During another trip to Oklahoma, I spent the afternoon in a park drinking beer with some locals. One of them, a Cherokee, told me a great story about his grandfather who claimed to have once been able to fly all on his own. (And how he lost the ability.)
I didn’t sell any encyclopedias at that job, but few jobs have given me so many great stories; few jobs showed me what matters deep down in people just getting by as that job did. Before I was 20, before I began writing with the goal of publication in mind, I’d traded stories for income. The pay was great if you sold encyclopedias, but most of my coworkers busted their asses for not much of anything and missed all the great stories around them because they were too busy believing that they could buy a Cadillac if they hit the streets and sold enough books.
I was more interested in the people I met along the way…
The Juggling Writer
I’ll admit it: there are times I’ve felt like I’ve had to post a Juggling Writer entry for the sake of posting an entry on schedule. Maybe it’s shown at times; maybe not. But there have been a handful of times that I’ve written an entry simply because I felt I had to–not because I’ve wanted to. I still wrote things hoping it would help someone, though, because that’s a goal for the blog.
I don’t really track stats; I don’t care if I have thousands of readers. On any given day, 5 – 50 people stop by. I get about 500 visits a month, many of them looking for “How do you know you’re a good writer?” or “Queries that worked” on Google.

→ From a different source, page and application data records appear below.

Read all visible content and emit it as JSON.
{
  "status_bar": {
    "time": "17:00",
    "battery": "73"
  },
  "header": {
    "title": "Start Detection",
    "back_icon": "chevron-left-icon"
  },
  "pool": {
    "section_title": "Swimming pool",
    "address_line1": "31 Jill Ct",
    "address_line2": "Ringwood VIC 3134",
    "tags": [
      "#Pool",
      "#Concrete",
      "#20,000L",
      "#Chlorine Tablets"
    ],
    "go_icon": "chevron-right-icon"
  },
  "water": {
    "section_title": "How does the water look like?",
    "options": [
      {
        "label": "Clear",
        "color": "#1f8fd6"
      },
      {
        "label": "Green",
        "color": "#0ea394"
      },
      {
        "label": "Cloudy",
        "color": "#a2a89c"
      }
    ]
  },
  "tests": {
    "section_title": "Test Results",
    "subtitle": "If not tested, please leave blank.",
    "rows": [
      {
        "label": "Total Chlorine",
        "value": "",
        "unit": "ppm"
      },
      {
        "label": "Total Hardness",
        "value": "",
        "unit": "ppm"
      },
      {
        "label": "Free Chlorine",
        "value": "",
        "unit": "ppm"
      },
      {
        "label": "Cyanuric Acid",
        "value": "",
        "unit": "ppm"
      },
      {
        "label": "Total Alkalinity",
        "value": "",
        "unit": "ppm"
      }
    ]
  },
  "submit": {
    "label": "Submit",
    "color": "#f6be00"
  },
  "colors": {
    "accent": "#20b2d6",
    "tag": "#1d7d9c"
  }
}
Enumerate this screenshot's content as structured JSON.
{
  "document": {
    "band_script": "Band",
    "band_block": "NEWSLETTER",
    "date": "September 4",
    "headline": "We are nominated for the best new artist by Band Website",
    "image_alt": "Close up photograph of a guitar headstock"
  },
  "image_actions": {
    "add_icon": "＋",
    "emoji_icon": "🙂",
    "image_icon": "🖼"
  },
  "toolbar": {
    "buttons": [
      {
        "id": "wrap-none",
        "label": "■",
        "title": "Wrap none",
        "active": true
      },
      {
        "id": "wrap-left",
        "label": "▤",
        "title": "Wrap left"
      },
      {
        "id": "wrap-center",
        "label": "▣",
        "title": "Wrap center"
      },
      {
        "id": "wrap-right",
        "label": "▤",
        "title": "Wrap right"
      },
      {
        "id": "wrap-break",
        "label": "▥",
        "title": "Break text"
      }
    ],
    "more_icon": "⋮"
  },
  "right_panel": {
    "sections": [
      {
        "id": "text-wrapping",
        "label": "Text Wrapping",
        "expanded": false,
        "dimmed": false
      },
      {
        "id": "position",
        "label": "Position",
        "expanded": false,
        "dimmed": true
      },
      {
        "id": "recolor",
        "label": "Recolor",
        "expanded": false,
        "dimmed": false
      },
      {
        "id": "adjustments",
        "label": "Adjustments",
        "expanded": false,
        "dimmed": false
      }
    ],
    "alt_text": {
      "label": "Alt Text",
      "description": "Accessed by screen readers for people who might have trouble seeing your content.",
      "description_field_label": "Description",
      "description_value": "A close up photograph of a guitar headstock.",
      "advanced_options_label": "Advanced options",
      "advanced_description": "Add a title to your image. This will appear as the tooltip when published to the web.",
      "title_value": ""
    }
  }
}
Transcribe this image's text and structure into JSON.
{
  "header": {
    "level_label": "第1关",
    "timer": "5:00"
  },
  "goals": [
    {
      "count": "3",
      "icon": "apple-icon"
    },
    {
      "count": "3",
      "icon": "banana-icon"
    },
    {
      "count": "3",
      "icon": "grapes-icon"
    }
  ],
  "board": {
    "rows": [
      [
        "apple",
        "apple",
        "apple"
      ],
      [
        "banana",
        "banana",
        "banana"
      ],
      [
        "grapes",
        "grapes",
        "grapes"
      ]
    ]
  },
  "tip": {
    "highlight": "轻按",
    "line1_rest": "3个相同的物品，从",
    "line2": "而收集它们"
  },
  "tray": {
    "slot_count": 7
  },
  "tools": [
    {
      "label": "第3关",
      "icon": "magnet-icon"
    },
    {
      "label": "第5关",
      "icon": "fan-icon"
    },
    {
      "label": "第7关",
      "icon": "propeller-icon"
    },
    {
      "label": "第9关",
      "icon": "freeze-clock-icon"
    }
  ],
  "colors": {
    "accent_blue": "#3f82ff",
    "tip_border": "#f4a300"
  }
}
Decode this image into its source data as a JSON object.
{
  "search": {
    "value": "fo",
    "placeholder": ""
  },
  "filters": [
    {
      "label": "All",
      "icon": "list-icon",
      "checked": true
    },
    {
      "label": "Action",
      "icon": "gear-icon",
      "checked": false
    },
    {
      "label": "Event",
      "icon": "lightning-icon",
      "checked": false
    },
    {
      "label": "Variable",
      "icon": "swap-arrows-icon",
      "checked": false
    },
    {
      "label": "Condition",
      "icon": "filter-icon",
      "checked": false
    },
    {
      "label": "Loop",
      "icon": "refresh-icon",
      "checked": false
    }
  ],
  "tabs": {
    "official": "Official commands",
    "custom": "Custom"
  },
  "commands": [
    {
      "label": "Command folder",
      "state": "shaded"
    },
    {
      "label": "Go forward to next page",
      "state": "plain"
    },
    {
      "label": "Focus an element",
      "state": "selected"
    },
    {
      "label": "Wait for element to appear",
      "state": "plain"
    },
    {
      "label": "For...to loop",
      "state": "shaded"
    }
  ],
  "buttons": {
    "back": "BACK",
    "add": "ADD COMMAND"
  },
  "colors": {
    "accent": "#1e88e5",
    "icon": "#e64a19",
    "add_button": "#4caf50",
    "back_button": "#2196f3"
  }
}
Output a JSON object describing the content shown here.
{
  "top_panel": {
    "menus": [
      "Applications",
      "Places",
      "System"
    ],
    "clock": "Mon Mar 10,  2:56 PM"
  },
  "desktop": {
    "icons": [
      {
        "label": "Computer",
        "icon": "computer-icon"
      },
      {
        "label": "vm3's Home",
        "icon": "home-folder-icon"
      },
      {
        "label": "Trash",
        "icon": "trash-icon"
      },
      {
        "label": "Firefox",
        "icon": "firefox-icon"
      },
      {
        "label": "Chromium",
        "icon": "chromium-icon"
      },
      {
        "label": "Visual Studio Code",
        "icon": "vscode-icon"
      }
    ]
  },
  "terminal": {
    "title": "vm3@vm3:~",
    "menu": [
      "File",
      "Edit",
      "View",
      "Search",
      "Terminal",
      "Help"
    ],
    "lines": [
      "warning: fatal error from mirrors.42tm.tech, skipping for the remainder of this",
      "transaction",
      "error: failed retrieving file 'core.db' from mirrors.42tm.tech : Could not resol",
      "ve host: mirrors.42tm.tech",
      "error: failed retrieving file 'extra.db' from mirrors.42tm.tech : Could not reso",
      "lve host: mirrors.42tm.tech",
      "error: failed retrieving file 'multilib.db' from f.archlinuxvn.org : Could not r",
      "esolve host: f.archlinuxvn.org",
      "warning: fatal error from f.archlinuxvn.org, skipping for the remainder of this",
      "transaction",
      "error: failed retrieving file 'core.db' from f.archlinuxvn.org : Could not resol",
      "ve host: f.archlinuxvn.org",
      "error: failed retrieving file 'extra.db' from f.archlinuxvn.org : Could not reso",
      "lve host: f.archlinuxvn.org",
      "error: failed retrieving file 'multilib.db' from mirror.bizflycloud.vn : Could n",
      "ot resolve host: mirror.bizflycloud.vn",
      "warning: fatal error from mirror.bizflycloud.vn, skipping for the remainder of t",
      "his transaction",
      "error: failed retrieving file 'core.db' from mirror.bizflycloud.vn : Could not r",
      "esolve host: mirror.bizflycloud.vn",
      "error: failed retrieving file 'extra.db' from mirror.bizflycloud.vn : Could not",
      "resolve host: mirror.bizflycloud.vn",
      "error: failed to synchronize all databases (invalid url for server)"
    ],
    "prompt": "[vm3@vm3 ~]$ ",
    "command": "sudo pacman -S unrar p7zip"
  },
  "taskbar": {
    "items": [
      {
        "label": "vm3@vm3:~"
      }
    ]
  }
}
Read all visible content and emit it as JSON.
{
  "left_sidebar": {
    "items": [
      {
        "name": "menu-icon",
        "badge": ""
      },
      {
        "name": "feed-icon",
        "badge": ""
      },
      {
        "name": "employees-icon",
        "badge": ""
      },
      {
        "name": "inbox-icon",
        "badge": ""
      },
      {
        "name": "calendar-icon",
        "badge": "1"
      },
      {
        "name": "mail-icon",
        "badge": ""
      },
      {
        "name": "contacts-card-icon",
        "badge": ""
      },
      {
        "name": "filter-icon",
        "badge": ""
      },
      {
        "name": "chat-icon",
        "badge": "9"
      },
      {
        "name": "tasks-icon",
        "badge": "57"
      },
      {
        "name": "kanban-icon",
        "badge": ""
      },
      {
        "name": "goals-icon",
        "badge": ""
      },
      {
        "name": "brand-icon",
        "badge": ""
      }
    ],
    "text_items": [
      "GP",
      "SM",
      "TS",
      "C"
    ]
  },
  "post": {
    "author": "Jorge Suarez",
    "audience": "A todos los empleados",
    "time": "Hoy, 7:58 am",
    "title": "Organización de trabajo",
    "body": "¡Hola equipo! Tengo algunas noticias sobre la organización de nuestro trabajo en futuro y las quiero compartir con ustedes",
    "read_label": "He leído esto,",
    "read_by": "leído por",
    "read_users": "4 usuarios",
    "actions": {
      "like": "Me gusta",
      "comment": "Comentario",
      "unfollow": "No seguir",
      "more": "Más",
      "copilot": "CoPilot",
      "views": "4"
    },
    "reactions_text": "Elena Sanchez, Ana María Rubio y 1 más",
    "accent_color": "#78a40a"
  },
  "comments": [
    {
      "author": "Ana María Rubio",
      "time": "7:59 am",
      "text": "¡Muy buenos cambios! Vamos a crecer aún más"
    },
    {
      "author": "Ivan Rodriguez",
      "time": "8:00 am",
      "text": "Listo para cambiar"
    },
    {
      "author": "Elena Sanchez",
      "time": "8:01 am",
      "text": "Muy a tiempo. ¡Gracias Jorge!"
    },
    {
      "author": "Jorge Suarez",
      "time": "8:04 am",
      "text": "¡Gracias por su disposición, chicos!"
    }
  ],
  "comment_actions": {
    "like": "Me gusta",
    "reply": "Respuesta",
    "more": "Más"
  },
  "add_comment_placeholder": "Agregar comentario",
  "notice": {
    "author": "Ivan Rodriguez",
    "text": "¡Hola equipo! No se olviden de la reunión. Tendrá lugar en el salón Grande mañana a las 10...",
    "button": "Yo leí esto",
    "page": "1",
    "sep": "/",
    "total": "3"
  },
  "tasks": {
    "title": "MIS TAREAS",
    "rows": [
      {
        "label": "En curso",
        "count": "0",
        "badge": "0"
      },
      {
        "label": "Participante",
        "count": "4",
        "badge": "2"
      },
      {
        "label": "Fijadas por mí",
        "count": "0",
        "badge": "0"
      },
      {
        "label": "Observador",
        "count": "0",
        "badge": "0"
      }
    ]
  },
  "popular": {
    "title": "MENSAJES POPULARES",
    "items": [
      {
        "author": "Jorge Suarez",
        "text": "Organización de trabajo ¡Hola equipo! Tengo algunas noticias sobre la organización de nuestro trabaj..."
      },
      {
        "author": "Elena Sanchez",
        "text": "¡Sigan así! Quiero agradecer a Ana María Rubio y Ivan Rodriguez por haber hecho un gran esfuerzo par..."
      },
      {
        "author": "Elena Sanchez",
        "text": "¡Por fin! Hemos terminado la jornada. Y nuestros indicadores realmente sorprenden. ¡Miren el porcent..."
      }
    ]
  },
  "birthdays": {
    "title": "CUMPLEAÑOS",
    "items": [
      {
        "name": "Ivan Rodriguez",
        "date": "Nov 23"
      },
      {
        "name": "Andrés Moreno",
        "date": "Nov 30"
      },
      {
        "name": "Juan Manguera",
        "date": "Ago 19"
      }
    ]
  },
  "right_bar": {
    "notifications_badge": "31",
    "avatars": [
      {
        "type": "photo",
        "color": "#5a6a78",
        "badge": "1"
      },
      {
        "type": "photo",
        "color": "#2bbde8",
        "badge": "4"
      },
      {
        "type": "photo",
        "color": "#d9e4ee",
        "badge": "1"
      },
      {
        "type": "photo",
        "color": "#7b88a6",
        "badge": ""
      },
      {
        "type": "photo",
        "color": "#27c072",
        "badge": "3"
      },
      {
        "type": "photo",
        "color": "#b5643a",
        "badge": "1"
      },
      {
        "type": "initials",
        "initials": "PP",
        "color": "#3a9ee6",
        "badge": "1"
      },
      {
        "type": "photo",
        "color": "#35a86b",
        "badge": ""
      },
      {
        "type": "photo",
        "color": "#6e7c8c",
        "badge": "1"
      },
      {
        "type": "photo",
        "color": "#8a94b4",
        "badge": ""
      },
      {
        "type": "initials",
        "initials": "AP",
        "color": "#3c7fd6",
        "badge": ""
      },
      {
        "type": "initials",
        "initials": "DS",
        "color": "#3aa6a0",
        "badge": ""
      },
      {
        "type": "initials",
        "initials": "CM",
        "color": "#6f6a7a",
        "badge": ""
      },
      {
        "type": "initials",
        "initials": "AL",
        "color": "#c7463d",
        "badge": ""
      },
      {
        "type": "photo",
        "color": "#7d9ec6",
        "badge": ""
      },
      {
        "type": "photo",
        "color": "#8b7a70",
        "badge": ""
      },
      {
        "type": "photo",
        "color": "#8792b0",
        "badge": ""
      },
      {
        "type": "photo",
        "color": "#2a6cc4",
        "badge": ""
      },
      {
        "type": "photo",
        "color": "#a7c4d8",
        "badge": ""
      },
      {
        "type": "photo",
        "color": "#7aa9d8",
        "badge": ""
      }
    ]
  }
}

My biggest day didn’t come from a writing-related post, it came from a post about improving LinkedIn traffic.
Twenty-two people subscribe to The Juggling Writer RSS feed.
Sometimes I think I’ve said more than enough about writing–especially since I’ve made much more money writing articles and technical documentation than I have writing fiction. There are days I think, “Really, who am I to give writing advice?” Other days I feel like I neglect the work and life aspect of the blog and focus too much on writing, which leads me to think, “Really, who am I to give life advice, or even advice about balancing writing, life, and work?”
But then I think, “I’m like many people out there, struggling to do the things I love, and if the best it gets is letting a handful of people know they aren’t alone in their struggles, I’ve done my job.”
So thanks for reading.
I’m done apologizing for the times I don’t post because I know the people who regularly read the blog understand that sometimes work or life come first–because they’re living that life, too.
Looking back at the 225+ entries I’ve written, I’d guess less than 10% were written because I felt obligated to write an entry to meet a self-imposed schedule.
I’m proud of the content on The Juggling Writer, even if only a handful of people see it–and I’ll continue writing entries about writing and even other things because I like it.
I hope you do, too.